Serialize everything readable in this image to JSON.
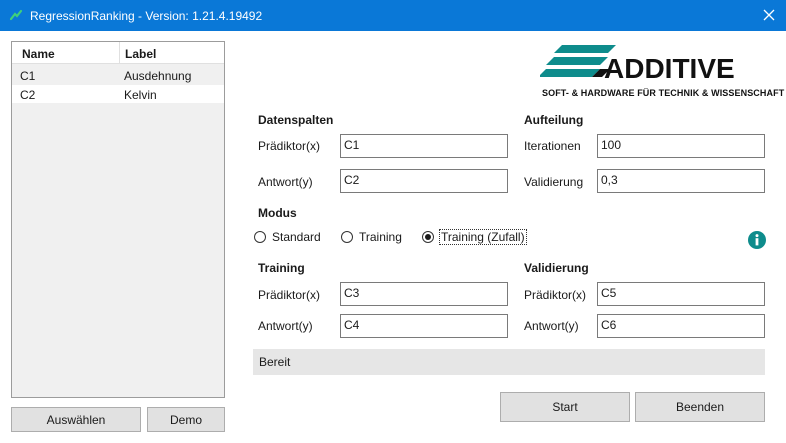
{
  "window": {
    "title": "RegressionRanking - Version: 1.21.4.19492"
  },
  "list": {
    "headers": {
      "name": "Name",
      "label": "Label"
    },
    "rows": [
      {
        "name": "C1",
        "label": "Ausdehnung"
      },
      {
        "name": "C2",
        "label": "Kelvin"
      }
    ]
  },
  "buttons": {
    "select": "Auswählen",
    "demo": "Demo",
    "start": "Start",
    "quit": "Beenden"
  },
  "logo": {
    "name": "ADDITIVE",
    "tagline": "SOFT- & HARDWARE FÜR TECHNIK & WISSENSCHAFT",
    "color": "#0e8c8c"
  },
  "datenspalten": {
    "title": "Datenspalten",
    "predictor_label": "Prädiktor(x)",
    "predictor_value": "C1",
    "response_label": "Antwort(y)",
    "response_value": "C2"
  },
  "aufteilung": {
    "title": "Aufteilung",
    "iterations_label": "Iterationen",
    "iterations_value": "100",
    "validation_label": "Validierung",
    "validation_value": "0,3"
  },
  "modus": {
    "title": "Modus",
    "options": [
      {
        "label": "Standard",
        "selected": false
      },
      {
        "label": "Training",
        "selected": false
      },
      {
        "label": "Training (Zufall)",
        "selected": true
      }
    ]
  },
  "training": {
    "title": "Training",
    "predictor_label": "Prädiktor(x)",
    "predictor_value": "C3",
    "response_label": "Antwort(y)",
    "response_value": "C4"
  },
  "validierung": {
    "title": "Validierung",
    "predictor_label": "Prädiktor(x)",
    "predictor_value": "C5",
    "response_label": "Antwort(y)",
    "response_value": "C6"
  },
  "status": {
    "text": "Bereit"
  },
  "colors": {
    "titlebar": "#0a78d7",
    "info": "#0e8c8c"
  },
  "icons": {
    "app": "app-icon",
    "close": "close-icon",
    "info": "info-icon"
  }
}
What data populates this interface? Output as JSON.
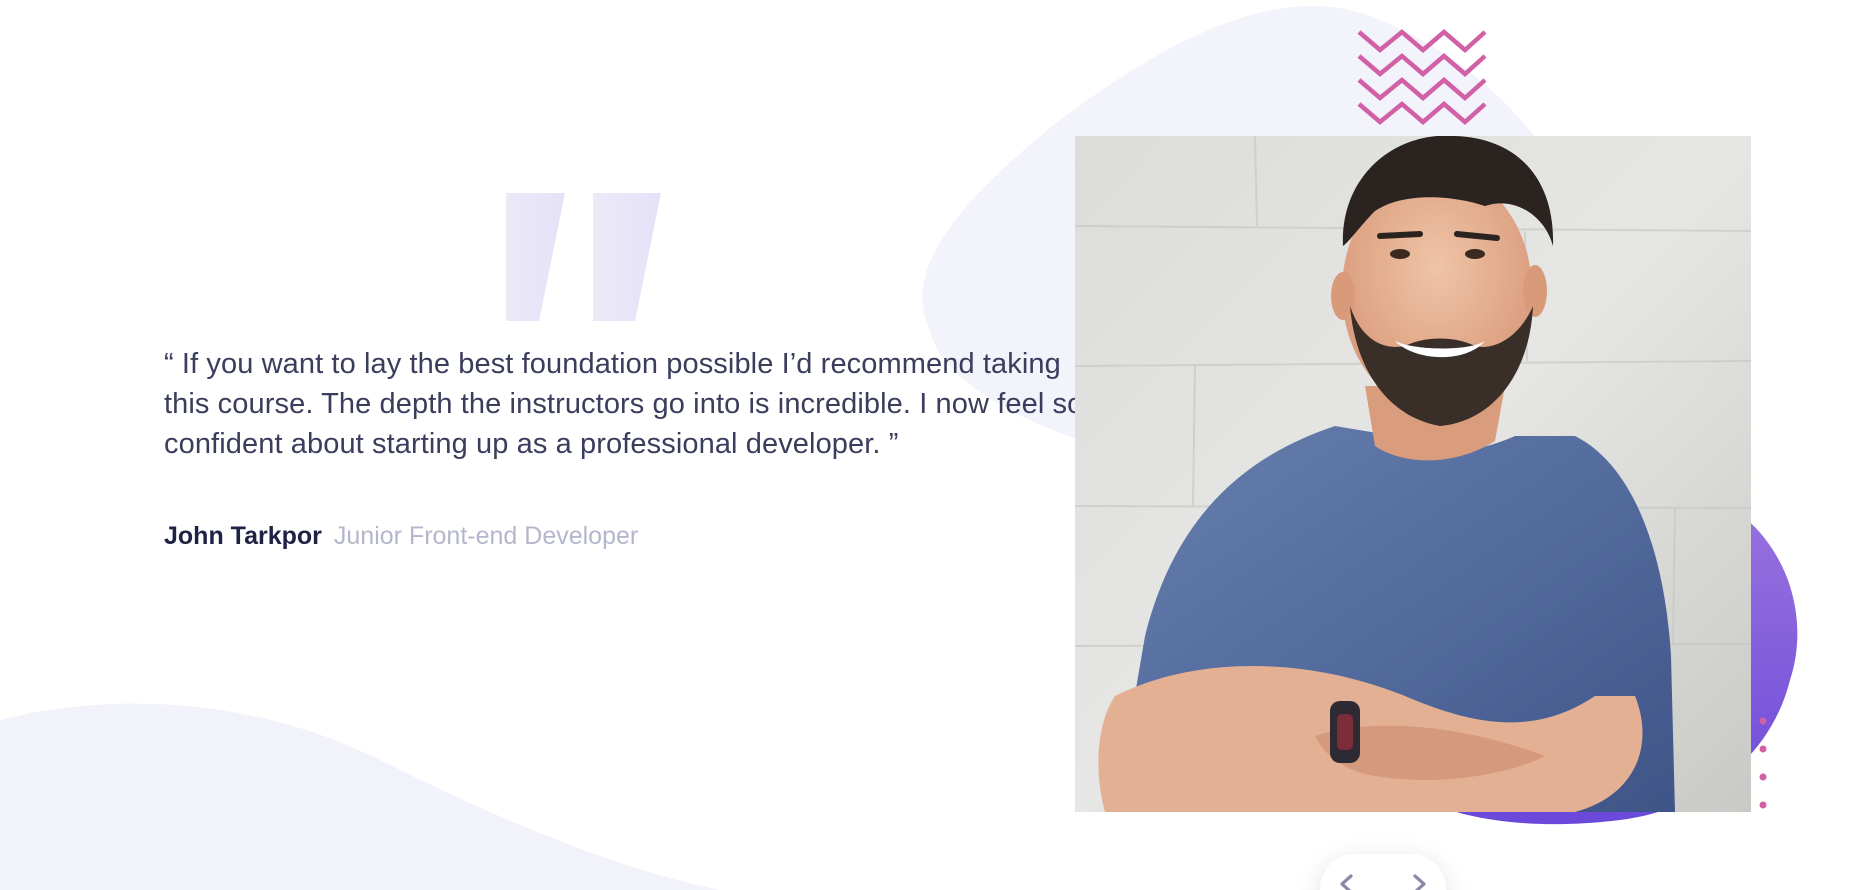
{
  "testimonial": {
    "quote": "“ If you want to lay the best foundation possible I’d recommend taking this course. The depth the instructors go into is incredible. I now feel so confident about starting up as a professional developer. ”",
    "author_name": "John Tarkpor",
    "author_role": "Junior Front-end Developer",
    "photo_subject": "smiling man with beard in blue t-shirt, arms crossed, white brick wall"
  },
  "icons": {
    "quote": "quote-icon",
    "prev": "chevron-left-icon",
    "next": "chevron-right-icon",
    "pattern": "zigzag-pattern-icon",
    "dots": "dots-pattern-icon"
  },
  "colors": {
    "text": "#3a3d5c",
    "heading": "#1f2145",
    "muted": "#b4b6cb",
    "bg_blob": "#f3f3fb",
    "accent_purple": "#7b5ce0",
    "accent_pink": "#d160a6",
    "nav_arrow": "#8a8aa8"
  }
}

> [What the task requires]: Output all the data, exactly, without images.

> [Answer box]:
Serialize everything readable in this image to JSON.
{
  "window": {
    "title": "RegressionRanking - Version: 1.21.4.19492"
  },
  "list": {
    "headers": {
      "name": "Name",
      "label": "Label"
    },
    "rows": [
      {
        "name": "C1",
        "label": "Ausdehnung"
      },
      {
        "name": "C2",
        "label": "Kelvin"
      }
    ]
  },
  "buttons": {
    "select": "Auswählen",
    "demo": "Demo",
    "start": "Start",
    "quit": "Beenden"
  },
  "logo": {
    "name": "ADDITIVE",
    "tagline": "SOFT- & HARDWARE FÜR TECHNIK & WISSENSCHAFT",
    "color": "#0e8c8c"
  },
  "datenspalten": {
    "title": "Datenspalten",
    "predictor_label": "Prädiktor(x)",
    "predictor_value": "C1",
    "response_label": "Antwort(y)",
    "response_value": "C2"
  },
  "aufteilung": {
    "title": "Aufteilung",
    "iterations_label": "Iterationen",
    "iterations_value": "100",
    "validation_label": "Validierung",
    "validation_value": "0,3"
  },
  "modus": {
    "title": "Modus",
    "options": [
      {
        "label": "Standard",
        "selected": false
      },
      {
        "label": "Training",
        "selected": false
      },
      {
        "label": "Training (Zufall)",
        "selected": true
      }
    ]
  },
  "training": {
    "title": "Training",
    "predictor_label": "Prädiktor(x)",
    "predictor_value": "C3",
    "response_label": "Antwort(y)",
    "response_value": "C4"
  },
  "validierung": {
    "title": "Validierung",
    "predictor_label": "Prädiktor(x)",
    "predictor_value": "C5",
    "response_label": "Antwort(y)",
    "response_value": "C6"
  },
  "status": {
    "text": "Bereit"
  },
  "colors": {
    "titlebar": "#0a78d7",
    "info": "#0e8c8c"
  },
  "icons": {
    "app": "app-icon",
    "close": "close-icon",
    "info": "info-icon"
  }
}
What data populates this interface? Output as JSON.
{
  "testimonial": {
    "quote": "“ If you want to lay the best foundation possible I’d recommend taking this course. The depth the instructors go into is incredible. I now feel so confident about starting up as a professional developer. ”",
    "author_name": "John Tarkpor",
    "author_role": "Junior Front-end Developer",
    "photo_subject": "smiling man with beard in blue t-shirt, arms crossed, white brick wall"
  },
  "icons": {
    "quote": "quote-icon",
    "prev": "chevron-left-icon",
    "next": "chevron-right-icon",
    "pattern": "zigzag-pattern-icon",
    "dots": "dots-pattern-icon"
  },
  "colors": {
    "text": "#3a3d5c",
    "heading": "#1f2145",
    "muted": "#b4b6cb",
    "bg_blob": "#f3f3fb",
    "accent_purple": "#7b5ce0",
    "accent_pink": "#d160a6",
    "nav_arrow": "#8a8aa8"
  }
}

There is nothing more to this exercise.